→ EXERCISE AIM
Within the listing, each line that has the string "star" should be copied.

→ INFORMATION SUPPLIED
···
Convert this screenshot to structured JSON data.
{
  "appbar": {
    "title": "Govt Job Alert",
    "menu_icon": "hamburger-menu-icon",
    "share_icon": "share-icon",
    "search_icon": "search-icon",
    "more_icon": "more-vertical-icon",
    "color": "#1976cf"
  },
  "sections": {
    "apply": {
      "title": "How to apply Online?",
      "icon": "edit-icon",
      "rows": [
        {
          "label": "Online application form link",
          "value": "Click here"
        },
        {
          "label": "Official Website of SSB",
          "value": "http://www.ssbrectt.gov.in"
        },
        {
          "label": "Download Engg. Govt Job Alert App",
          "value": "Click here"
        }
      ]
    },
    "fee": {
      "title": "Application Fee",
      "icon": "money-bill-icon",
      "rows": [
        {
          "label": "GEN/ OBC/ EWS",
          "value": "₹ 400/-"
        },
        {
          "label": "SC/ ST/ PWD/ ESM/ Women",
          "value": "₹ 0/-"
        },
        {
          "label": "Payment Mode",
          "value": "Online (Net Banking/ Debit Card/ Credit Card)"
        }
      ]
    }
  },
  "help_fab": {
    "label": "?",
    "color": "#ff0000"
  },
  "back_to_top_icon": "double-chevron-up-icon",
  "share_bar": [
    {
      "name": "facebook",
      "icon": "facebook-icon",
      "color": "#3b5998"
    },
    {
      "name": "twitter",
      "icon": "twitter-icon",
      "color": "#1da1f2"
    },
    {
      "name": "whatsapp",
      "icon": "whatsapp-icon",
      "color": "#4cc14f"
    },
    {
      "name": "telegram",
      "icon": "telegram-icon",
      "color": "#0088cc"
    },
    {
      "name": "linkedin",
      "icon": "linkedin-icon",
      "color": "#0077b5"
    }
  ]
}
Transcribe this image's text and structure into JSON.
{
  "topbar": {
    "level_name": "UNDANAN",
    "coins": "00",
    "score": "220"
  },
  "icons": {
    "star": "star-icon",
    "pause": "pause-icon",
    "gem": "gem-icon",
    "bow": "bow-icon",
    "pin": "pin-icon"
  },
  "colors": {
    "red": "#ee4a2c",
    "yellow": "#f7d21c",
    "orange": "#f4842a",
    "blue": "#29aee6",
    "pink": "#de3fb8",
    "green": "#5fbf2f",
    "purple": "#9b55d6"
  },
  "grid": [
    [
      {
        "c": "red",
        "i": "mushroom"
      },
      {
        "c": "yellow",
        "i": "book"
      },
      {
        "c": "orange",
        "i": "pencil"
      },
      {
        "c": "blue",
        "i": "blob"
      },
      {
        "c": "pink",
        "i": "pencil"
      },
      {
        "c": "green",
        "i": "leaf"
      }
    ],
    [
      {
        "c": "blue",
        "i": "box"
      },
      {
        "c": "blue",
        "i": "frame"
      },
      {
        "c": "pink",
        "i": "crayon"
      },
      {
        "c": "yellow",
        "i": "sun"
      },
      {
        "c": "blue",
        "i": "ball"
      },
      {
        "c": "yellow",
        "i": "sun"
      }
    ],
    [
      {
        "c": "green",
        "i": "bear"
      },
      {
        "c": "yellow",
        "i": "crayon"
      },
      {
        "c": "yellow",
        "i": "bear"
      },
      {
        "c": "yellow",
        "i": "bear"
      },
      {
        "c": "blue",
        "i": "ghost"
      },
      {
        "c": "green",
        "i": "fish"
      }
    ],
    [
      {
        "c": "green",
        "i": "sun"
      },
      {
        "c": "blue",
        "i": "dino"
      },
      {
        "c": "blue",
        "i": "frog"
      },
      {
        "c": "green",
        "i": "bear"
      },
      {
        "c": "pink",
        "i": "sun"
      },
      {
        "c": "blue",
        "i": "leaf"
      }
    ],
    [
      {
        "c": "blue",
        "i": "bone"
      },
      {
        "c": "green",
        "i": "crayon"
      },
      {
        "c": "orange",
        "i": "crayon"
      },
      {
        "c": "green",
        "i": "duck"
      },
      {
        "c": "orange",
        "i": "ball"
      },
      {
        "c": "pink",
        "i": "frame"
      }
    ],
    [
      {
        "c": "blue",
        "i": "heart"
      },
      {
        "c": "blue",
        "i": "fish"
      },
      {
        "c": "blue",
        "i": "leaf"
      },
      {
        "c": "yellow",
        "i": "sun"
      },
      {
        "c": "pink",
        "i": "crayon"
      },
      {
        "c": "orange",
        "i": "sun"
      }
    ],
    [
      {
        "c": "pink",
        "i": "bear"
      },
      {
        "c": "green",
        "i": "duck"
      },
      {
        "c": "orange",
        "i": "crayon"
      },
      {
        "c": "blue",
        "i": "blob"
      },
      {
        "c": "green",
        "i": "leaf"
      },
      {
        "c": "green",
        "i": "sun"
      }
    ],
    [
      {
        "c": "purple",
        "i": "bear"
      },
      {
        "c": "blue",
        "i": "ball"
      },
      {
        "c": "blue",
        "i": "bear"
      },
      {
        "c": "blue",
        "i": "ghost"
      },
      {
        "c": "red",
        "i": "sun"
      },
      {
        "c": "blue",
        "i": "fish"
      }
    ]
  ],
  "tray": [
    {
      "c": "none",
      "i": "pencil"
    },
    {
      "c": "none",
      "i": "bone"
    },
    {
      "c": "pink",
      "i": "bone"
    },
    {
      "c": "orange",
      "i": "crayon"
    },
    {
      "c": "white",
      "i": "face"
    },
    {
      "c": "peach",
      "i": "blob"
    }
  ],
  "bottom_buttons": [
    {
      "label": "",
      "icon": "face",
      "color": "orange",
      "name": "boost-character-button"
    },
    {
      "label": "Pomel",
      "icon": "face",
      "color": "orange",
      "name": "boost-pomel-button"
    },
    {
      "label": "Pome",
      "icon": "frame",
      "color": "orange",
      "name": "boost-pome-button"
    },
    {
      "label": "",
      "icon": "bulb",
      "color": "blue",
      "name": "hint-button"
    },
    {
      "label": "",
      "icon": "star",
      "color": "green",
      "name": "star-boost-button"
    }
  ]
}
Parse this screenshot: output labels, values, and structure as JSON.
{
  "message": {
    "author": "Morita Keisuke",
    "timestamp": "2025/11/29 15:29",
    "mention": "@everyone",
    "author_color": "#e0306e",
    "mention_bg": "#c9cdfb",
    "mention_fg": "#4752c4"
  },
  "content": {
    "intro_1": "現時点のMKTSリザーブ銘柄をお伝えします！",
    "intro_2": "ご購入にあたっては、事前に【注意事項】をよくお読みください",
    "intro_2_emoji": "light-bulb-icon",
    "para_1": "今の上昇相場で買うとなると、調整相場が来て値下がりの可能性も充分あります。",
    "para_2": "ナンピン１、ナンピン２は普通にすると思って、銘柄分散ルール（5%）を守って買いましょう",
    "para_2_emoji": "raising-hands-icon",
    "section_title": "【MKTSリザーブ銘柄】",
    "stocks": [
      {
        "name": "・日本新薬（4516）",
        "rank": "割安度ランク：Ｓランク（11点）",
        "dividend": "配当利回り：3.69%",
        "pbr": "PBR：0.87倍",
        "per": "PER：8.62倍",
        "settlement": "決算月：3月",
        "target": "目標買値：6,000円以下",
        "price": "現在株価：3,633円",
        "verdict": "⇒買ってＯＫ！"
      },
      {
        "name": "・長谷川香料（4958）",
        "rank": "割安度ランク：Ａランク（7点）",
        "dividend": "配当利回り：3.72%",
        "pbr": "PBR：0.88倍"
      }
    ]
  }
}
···
→ ANSWER BOX
    "star": "star-icon",
      "icon": "star",
      "name": "star-boost-button"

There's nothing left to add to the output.